It may seem counter intuitive at first, but realize that pre-emptive physiotherapy is becoming more and more common. You take your car in for regular maintenance, so why not afford your body the same protection with preventative care? Build the flexibility, strength and stamina that your golf game needs with the help of your physiotherapist.
Physiotherapists versus personal trainers
There are many excellent, highly qualified personal trainers in Ontario but unlike physiotherapists, there is no centralized body regulating personal trainers. So while many are highly qualified, some are underqualified – sometimes dangerously so. Visiting a personal trainer who doesn’t hold the right credentials means you are putting your health, physical wellbeing, and your golf swing into the hands of an amateur.
Unlike personal trainers, physiotherapists are highly educated, specially trained, regulated and licenced. They understand how your body works, and how to keep it working at the highest level. Physiotherapists will guide you and motivate you through recovery, or through a comprehensive preventative physiotherapy plan designed to meet your goals.

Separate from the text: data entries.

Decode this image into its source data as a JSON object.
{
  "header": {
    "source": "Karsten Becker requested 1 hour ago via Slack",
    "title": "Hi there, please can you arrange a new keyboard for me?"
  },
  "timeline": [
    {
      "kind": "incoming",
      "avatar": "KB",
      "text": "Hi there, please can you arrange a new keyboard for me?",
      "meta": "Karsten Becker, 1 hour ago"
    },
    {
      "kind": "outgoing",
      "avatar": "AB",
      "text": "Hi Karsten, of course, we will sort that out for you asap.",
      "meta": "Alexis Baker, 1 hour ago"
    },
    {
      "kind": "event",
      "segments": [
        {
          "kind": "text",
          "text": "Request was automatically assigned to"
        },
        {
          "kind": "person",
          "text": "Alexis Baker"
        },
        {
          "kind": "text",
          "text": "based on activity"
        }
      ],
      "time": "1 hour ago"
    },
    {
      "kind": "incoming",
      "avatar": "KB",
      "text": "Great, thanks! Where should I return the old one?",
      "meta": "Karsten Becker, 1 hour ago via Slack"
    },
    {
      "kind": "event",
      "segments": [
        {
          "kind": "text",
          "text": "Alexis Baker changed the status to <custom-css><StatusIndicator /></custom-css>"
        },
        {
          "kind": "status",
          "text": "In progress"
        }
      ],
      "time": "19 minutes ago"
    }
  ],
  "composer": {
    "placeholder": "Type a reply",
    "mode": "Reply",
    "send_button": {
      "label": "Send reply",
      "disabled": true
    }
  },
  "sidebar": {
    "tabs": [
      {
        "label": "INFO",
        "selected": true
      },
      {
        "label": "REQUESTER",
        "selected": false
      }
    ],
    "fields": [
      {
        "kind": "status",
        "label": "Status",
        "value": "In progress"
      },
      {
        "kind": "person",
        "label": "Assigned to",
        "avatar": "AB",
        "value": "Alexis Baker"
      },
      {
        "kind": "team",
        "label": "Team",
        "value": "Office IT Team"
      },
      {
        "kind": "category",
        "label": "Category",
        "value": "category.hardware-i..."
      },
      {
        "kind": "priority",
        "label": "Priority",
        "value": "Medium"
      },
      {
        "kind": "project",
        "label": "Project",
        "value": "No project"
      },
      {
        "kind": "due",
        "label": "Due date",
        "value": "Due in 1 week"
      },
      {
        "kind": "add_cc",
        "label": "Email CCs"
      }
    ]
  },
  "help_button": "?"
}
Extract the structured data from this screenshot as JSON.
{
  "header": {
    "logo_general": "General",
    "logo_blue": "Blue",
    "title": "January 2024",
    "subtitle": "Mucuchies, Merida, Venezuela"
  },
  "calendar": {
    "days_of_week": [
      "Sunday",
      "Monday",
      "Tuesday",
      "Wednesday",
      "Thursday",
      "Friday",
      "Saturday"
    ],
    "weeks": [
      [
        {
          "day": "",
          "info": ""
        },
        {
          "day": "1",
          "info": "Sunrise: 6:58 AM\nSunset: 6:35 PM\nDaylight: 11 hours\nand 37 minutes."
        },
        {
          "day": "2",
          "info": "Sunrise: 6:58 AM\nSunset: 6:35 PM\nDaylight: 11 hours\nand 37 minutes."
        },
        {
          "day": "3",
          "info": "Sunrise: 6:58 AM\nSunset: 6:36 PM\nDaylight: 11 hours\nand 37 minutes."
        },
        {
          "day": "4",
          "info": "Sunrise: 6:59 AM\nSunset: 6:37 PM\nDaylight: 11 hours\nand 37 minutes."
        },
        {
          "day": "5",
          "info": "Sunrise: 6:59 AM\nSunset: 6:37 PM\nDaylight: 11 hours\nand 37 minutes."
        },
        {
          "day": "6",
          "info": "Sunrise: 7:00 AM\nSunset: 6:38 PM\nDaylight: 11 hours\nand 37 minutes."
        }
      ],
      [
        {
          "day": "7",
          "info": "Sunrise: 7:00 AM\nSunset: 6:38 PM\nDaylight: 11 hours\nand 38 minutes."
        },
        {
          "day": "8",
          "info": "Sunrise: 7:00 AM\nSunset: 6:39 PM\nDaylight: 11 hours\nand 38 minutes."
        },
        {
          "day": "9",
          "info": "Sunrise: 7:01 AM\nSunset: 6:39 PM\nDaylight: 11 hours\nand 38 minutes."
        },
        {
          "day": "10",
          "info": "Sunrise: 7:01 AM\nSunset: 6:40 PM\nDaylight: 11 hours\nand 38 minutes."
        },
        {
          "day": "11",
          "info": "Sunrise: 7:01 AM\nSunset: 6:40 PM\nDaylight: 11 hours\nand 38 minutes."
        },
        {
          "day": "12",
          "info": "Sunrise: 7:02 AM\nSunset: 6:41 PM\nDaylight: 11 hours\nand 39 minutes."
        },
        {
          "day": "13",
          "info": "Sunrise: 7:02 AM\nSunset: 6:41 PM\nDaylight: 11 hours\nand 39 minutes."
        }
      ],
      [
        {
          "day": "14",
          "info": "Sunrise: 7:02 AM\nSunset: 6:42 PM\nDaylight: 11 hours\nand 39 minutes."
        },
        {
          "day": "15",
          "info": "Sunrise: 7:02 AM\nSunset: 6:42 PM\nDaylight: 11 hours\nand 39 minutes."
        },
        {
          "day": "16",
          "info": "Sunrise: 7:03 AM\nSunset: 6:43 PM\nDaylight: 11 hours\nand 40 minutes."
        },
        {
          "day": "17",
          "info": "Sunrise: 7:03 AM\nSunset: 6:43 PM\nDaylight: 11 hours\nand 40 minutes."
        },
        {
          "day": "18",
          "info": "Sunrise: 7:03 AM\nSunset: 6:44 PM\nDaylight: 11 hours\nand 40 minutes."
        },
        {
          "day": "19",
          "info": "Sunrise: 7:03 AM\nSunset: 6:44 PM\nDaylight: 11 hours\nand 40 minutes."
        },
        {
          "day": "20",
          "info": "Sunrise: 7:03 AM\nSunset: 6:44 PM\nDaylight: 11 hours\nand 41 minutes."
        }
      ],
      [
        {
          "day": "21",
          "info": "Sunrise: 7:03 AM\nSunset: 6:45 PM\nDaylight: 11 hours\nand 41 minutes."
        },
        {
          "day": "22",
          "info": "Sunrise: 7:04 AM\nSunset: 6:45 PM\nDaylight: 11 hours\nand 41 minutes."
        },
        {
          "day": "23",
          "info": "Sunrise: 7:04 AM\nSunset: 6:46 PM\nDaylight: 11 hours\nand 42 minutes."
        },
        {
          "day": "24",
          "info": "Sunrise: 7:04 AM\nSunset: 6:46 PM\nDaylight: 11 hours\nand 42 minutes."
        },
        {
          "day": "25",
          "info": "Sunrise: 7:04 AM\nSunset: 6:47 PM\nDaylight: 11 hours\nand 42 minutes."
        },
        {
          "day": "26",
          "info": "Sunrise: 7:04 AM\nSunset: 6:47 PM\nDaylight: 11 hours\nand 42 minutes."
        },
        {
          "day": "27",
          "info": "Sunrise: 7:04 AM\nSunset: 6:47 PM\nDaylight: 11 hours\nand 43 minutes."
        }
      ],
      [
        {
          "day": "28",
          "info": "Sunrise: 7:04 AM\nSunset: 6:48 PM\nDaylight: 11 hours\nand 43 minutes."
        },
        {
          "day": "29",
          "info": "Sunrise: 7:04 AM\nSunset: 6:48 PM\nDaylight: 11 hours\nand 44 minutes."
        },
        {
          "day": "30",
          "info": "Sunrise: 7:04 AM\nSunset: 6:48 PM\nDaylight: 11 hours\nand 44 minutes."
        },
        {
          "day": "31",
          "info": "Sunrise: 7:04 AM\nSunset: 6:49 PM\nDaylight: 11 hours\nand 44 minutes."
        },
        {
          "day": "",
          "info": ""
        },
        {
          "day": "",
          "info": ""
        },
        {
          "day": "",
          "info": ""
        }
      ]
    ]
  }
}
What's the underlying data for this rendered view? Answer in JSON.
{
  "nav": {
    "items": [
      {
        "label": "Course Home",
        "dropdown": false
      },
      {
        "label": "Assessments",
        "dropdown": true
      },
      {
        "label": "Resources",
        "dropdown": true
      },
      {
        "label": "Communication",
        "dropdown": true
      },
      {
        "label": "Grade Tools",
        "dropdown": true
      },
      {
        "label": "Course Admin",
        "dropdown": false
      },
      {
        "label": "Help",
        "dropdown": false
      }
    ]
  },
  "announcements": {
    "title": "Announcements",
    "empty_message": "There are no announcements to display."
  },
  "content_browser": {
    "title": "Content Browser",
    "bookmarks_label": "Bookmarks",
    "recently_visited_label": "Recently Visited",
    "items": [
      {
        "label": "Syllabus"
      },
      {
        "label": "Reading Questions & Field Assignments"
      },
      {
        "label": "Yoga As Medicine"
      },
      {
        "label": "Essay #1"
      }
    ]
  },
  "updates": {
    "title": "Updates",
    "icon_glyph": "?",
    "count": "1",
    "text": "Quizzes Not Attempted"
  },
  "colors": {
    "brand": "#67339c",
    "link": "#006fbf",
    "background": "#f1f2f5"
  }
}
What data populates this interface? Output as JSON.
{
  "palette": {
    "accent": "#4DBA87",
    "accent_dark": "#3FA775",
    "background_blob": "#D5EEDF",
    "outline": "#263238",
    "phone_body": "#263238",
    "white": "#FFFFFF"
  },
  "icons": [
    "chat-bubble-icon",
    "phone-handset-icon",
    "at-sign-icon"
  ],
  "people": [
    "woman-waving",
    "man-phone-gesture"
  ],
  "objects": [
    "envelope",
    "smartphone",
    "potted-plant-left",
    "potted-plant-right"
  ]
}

Physio for all ages (but some more than others)
Physio can help golfers of all ages improve their game. This is especially true when it comes to older golfers, looking to stay in shape. For many avid golfers, retirement means being able to enjoy the greens on a daily basis – but golfing more regularly can cause physical strain. Older golfers are at greater risk of injury, which could mean you miss part or all of the season. Talk to your physiotherapist about how you can improve your golf game and condition your body so that you can stay on the course longer.